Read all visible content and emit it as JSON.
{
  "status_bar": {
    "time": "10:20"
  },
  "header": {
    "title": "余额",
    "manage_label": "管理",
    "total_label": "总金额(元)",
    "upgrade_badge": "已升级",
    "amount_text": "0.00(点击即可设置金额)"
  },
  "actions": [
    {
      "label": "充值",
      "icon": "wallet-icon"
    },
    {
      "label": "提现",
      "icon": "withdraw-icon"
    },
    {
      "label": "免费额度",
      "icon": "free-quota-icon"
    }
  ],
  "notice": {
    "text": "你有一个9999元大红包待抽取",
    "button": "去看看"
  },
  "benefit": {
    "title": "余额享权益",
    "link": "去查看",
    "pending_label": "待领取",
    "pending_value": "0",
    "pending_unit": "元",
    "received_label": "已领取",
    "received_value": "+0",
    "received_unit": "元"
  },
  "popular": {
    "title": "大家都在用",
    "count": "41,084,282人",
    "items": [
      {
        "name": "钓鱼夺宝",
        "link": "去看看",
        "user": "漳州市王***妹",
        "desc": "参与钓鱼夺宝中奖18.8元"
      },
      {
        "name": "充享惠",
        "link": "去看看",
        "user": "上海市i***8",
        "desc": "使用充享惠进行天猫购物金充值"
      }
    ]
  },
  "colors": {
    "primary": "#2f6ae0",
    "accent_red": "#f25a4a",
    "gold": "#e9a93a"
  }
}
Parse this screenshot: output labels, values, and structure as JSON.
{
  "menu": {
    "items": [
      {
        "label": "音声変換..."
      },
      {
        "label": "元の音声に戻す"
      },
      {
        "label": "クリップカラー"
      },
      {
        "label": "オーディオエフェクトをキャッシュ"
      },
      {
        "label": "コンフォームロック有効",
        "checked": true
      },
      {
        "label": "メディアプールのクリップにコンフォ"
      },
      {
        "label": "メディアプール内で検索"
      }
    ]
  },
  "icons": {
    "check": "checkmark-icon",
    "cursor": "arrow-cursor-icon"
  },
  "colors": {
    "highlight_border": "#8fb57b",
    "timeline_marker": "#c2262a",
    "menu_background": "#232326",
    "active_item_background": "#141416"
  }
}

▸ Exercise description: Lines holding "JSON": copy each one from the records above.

▸ Solved exercise:
Read all visible content and emit it as JSON.
Parse this screenshot: output labels, values, and structure as JSON.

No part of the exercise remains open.